As you can see, your SEM contract should be unique and tailored to your specific needs. While there are a number of clauses all SEM agreements should include, the terms of those clauses will vary according to your needs and expectations.

Do You Need Help With Search Engine Marketing Agreements?

An experienced business contracts lawyer can prepare a customized SEM contract template for you to use on one or more SEM projects. You can get an SEM agreement prepared by Attorney Young for a flat fee as part of our firm’s Business Contract Legal Protection Package.

Does Your Texas Gym Collect Member Biometrics?

By | Business Contracts, Business Lawyer | No Comments

texas gym member biometrics collectionDo you own a fitness center in the Lone Star State? Then you’ll want to know about state law protecting Texas gym member biometrics.

4 Biometric Identifiers

There are four types of biometric data protected by Texas law:

(1) fingerprint;
(2) retina or iris scan;
(3) voiceprint; and
(4) record of hand or face geometry.

3 Popular Texas Gym Member Biometrics Uses

Some Texas fitness facilities are using biometrics for one or more of these member services:

(1) providing late night access to the gym when there aren’t employees working;
(2) tracking member location and fitness activities; and
(3) enabling members to easily make purchases of clothing, sports drinks, etc.

How Does State Law Protect Texas Gym Member Biometrics?

Texas law requires gym owners to notify members that biometric identifiers will be collected/used and obtain member consent to do so. The data must be kept confidential, cannot be sold to third parties, and has to be promptly destroyed when it’s no longer needed (e.g. membership ends).

Related Article – 7 Things You Must Include In A Texas Gym Membership Contract

What About Gym Employees and Non-Member Guests?

The Texas biometrics law also covers collection and use of employee and guest data too. However, it’s relatively rare that fitness centers collect biometric identifiers from guests.

Related Article – Does A Texas Martial Arts Studio Have To Comply With The Health Spa Act?

Do You Need Legal Help?

Of course, in addition to state biometrics laws, there’s also the Texas Health Spa Act that gym owners have to be concerned about.

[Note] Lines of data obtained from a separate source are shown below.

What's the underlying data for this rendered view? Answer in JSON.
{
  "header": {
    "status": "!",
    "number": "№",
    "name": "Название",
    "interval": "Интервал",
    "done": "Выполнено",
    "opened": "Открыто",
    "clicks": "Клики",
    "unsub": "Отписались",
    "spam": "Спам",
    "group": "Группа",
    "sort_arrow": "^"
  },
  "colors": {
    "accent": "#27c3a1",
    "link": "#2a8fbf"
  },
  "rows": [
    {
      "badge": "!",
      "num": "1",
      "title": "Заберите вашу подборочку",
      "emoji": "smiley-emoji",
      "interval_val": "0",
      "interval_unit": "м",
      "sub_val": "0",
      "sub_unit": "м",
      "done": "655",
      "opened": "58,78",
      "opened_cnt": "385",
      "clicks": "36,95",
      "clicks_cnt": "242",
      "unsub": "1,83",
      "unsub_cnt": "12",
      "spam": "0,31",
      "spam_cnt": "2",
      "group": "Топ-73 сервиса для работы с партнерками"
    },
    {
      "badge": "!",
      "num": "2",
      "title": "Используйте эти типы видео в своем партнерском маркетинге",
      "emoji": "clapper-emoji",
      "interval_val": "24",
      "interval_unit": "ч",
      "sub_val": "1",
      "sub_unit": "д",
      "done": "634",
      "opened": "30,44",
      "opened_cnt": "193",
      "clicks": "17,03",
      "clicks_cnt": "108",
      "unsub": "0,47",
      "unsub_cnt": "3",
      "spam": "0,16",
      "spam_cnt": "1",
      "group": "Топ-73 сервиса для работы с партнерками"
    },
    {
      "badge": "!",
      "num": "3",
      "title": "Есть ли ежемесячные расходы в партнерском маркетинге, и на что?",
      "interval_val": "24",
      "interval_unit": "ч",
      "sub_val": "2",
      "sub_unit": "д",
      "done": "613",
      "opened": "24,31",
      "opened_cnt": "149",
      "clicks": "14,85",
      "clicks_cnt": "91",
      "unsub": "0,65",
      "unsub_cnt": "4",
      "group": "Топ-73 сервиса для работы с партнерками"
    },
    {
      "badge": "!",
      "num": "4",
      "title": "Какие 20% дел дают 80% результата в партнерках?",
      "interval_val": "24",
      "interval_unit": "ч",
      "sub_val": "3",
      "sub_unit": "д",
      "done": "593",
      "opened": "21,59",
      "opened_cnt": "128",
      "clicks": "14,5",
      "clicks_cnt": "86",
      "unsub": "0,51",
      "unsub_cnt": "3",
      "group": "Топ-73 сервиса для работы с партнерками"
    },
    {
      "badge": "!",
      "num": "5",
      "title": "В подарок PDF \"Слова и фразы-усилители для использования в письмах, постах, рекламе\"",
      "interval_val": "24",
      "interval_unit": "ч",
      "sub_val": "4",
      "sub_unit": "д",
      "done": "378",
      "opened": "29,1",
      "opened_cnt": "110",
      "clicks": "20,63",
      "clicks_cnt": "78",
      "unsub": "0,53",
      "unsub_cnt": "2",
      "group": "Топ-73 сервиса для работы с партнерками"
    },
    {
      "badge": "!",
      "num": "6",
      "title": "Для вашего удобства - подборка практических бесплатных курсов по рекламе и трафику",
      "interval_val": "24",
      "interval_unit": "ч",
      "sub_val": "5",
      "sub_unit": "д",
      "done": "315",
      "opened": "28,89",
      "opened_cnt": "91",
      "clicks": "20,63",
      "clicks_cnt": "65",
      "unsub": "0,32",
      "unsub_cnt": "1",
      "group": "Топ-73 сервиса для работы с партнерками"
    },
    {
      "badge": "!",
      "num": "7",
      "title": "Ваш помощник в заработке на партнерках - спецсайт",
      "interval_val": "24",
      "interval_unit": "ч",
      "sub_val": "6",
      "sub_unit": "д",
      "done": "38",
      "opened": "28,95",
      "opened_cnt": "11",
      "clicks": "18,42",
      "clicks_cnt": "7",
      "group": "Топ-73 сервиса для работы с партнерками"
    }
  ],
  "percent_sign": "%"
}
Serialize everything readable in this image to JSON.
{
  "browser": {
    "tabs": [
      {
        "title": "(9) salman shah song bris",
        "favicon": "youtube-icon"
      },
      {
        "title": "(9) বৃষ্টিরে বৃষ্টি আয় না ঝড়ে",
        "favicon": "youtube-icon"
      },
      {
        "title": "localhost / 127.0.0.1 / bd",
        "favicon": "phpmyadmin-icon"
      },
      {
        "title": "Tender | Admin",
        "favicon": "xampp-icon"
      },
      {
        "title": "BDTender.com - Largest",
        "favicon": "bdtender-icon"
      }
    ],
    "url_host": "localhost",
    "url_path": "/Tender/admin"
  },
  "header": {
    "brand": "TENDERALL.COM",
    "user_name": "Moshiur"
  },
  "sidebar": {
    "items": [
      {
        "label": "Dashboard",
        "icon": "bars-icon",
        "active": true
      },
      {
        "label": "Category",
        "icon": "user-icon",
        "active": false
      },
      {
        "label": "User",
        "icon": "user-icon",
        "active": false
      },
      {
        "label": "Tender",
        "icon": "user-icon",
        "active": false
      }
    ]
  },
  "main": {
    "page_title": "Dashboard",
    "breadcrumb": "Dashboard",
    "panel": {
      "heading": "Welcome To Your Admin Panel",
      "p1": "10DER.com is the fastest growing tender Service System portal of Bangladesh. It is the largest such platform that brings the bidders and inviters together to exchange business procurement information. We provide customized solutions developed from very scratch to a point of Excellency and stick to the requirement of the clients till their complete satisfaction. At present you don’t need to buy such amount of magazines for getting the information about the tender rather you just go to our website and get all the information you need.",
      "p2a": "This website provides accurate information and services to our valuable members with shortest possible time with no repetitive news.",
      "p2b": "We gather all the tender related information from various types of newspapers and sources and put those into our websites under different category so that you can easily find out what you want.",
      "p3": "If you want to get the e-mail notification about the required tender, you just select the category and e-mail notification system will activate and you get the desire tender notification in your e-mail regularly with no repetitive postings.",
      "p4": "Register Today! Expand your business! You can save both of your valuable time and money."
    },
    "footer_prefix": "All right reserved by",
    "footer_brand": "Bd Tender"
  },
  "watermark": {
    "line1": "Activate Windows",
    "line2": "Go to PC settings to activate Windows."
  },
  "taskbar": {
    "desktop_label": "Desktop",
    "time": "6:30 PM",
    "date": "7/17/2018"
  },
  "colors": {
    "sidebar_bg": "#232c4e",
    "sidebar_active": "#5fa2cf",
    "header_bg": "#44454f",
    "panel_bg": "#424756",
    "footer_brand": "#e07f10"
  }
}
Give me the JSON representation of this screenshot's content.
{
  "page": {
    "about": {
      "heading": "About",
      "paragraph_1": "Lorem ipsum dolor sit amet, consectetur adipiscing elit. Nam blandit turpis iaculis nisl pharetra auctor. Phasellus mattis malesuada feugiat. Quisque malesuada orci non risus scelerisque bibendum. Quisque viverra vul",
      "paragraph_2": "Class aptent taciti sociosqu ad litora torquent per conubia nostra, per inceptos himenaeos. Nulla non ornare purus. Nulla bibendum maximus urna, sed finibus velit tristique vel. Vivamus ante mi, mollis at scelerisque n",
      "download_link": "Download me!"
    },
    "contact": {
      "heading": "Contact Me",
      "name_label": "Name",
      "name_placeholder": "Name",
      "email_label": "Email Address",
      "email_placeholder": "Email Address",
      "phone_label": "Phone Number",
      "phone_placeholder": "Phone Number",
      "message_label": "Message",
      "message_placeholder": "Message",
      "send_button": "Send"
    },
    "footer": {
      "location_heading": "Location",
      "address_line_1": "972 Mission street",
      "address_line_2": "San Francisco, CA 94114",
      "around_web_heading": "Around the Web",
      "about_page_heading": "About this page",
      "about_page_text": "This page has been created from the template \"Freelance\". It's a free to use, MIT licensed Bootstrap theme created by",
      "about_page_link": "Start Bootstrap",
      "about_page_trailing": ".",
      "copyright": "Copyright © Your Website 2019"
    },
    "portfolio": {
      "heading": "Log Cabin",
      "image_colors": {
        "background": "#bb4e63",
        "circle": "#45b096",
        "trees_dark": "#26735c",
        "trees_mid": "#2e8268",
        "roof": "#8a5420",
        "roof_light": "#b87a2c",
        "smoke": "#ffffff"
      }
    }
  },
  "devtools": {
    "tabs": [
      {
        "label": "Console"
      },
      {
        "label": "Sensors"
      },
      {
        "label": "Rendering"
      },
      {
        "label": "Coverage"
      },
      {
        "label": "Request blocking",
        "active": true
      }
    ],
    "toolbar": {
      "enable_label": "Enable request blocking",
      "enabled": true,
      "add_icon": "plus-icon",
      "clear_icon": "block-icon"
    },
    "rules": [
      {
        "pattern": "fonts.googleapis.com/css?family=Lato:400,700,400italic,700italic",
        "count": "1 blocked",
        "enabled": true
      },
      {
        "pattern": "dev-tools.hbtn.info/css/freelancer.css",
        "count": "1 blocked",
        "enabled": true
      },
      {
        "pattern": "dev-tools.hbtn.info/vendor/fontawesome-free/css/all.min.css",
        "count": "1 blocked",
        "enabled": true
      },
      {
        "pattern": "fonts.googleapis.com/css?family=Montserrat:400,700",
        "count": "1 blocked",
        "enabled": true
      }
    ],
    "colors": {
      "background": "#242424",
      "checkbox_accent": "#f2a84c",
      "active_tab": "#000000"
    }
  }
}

If you own a Texas gym and need help with your membership agreements, waivers, or releases, set up a phone consultation with Business Lawyer Mike Young today.